Assignment -> Below are some records. How many of their lines contain the string "rest"? Give the number only.

Excerpts from an interface dataset ->
☆ ☆ ☆

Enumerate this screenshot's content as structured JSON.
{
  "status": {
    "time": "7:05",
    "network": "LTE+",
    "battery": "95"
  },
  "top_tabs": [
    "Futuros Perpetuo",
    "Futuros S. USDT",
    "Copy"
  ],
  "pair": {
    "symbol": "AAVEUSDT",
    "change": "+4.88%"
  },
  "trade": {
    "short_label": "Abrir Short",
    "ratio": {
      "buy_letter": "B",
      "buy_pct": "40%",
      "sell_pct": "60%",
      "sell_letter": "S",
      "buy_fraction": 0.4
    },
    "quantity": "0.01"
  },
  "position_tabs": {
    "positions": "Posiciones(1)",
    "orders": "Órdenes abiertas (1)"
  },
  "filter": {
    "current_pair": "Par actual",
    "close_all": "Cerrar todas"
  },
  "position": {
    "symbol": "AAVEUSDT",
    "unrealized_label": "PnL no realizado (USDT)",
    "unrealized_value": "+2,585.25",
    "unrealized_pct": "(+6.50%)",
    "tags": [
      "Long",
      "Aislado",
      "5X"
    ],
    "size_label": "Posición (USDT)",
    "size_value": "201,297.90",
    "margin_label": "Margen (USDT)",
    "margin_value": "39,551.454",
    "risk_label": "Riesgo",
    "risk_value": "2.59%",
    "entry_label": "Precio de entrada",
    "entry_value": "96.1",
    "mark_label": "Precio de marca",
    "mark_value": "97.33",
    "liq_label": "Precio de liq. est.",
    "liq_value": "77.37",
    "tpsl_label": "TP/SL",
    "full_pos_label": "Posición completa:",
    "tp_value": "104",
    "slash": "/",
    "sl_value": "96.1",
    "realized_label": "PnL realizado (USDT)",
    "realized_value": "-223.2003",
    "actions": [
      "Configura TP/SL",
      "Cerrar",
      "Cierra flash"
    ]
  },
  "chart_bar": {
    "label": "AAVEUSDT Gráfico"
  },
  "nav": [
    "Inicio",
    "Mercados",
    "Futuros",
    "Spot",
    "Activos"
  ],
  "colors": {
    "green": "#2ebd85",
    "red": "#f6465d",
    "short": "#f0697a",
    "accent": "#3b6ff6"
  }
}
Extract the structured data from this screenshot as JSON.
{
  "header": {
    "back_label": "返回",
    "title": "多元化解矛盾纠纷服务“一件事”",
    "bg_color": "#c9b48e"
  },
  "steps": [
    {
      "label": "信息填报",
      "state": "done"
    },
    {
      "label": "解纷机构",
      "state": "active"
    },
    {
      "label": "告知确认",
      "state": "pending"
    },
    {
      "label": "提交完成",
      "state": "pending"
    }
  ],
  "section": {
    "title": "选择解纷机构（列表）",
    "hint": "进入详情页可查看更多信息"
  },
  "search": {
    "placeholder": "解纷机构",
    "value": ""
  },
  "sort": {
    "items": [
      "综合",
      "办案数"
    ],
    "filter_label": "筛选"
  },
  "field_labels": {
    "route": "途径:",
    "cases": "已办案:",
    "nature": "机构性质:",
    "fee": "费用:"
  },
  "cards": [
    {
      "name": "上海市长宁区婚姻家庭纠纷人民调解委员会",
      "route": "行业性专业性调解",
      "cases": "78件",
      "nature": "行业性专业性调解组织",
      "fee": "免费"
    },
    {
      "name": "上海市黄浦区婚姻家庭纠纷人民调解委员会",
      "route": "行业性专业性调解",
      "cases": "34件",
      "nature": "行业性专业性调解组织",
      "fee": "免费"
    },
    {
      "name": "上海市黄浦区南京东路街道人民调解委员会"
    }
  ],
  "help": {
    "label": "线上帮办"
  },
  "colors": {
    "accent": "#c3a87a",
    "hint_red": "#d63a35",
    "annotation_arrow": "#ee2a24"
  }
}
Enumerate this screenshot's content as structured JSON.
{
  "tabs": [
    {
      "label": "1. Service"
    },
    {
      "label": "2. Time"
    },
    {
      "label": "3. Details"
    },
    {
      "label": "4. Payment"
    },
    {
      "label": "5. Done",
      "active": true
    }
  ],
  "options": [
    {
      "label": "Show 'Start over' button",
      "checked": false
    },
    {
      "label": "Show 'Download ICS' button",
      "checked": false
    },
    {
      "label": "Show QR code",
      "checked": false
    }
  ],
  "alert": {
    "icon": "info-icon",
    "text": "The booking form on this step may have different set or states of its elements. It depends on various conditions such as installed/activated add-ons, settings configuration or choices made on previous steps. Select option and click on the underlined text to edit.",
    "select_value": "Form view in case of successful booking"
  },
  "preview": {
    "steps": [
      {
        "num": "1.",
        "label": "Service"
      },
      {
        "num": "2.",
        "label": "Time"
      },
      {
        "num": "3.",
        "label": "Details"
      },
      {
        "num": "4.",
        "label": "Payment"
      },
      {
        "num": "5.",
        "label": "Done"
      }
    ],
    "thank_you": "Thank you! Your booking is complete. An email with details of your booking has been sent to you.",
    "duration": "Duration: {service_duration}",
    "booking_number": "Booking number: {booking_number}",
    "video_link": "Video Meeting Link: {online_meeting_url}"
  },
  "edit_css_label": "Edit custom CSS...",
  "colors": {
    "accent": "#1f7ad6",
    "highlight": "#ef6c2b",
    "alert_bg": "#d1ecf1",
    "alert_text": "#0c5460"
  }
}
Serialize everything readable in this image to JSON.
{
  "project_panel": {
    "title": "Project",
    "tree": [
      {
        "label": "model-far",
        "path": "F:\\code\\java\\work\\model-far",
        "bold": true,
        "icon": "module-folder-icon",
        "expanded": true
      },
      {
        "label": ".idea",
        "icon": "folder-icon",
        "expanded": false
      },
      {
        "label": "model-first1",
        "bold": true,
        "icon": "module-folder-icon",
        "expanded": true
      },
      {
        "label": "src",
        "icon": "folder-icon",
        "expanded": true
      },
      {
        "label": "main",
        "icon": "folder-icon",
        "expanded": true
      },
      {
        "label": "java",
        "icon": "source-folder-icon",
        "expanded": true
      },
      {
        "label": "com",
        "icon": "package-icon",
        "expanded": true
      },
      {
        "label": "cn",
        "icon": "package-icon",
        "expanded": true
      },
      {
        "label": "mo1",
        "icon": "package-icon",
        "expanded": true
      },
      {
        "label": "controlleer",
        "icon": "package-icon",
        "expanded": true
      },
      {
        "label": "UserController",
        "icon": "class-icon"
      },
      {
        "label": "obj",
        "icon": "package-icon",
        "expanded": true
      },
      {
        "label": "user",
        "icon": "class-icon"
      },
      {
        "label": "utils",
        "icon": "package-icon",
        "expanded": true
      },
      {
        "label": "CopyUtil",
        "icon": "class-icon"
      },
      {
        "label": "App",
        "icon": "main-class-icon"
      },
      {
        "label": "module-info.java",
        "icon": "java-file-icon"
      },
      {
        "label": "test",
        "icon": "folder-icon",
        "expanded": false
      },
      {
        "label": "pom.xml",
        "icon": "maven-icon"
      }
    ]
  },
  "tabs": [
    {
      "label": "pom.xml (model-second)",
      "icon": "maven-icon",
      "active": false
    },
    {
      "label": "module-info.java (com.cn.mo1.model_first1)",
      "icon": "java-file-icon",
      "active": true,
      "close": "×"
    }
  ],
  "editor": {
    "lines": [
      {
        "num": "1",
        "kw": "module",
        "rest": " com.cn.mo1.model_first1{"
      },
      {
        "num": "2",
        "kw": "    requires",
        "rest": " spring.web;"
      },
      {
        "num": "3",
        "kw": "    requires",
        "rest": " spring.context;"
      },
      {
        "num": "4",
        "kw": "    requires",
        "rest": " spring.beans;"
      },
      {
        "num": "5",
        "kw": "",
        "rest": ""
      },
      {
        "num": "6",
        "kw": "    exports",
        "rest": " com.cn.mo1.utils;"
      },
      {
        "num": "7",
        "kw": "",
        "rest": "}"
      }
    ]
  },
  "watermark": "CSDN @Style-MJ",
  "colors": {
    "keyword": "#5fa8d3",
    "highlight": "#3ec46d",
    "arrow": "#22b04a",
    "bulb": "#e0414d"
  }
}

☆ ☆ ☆

Solution to this problem -> 7